Many tributes were paid to Martin Luther King, Jr. on the day commemorating his assassination 43 years ago. One commentary in particular caught my eye and stirred my ire. The noted author, Hampton Sides, contemplating the upcoming August 28th unveiling of Dr. King's Memorial on our nation's Mall and the development of four new documentaries about his life, wrote that we should resist deifying Dr. King and remember that he wasn't a saint, but a "sinner."
When we erect monuments to our nation's heroes, it is to memorialize them and celebrate their contributions to our country. When standing in the shadow of their magnificent statues, I want to be inspired by their greatness, not reflect upon their character flaws or human frailties. Whenever I visit the Jefferson Memorial, I stand in awe of this true Renaissance man. Would Mr. Sides, instead, have me remember that Jefferson wrote the Declaration of Independence with one hand while holding slaves with the other? Should I ponder Jefferson's hypocrisy rather than his contribution to history?
Or when I stare into the majestic face of the man who held our Union together and signed the Emancipation Proclamation, should I be mindful that President Lincoln once held a low opinion of black people and even thought that we should be shipped back to Africa?

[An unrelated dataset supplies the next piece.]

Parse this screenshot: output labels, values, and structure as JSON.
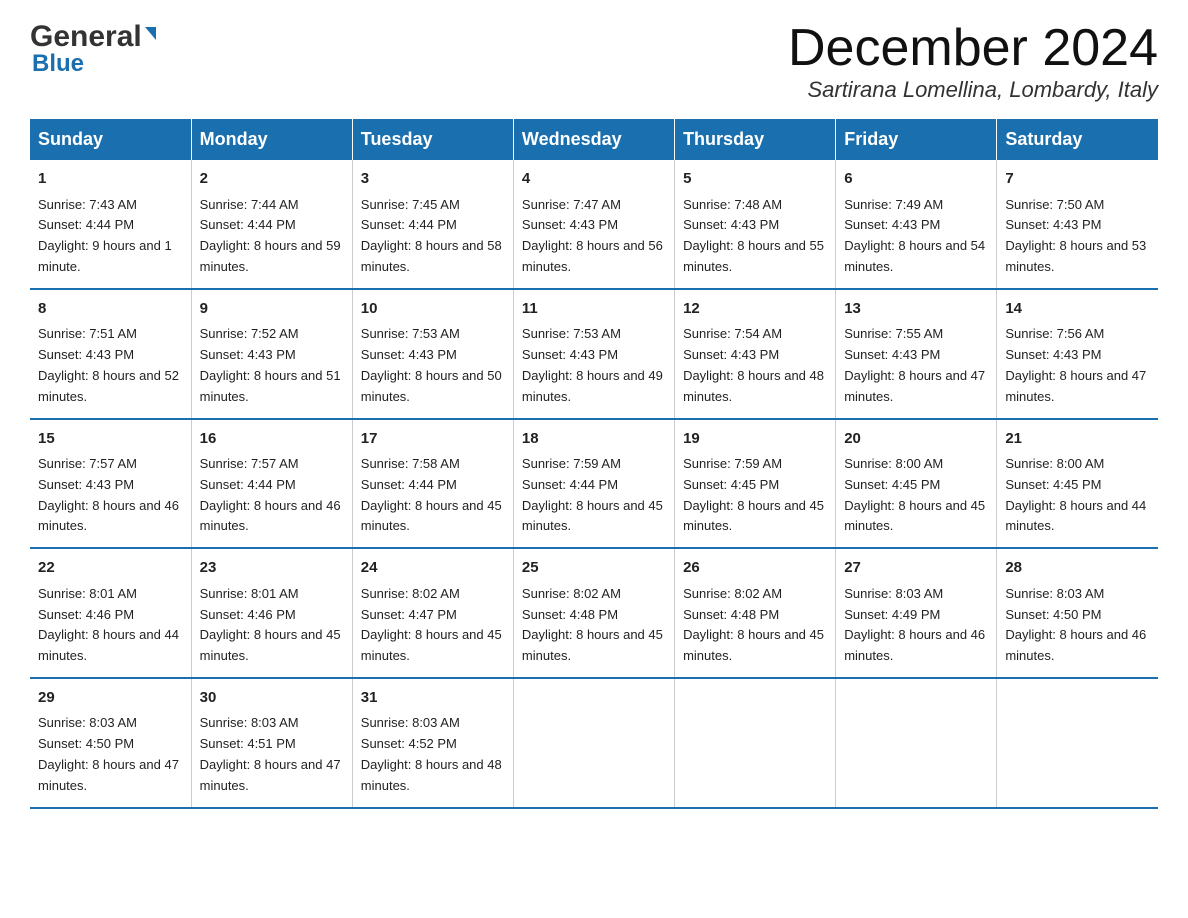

No. I look with reverence and respect upon these giants who, despite their human deficiencies, helped make America a beacon of hope to people the world over.
I can attest that Dr. King never pretended to wear a halo or crown of moral purity. He was not the first man to grow weary from the cross he bore or to be abandoned by his friends in his hour of need. He had to face beatings and bullwhips, fire hoses and fierce dogs -- and an FBI director who wiretapped Dr. King's every conversation, did everything in his power to destroy his mission and morale and even urged him to commit suicide. In the face of such hatred and malice, Dr. King remained fearless and unbowed.
What made Dr. King so special was not only his courage, but also his decency and humanity. I once had asked him to visit a young, mentally troubled woman who had painted his portrait. The kindness he displayed towards that artist made both her day and mine.
He was a humble man who had a great sense of serenity about what life had in store for him. One night a group of us had dinner at Trader Vic's restaurant in the Palmer House in Chicago. We each had been given as a souvenir, an exquisite, long-stemmed glass. One of the men placed the glass in his coat pocket. As we passed through a crowded revolving door, the glass shattered, making a loud popping sound. Everyone ducked, except Dr. King who stood and just looked at us and smiled:
"You all are always saying that you want to protect me. That you're willing to take a bullet for me. You hear a little popping sound and you hit the deck. Let me assure you that you're all safe. When that bullet comes, it's coming just for me. It has my name on it."
None of us knew that night just how prophetic his words would be.
Dr. King never sought personal glory or harbored ambitions for sainthood. He had a Dream that one day America would live up to the virtues it preached, but failed to practice. He knew he was not destined to live a long life, but he was determined to dedicate whatever time was his to ensuring that one day all Americans would proudly declare: ""Free at last! Free at last! Thank God Almighty, we are free at last!"
Dr. King was indeed a man. An extraordinary man.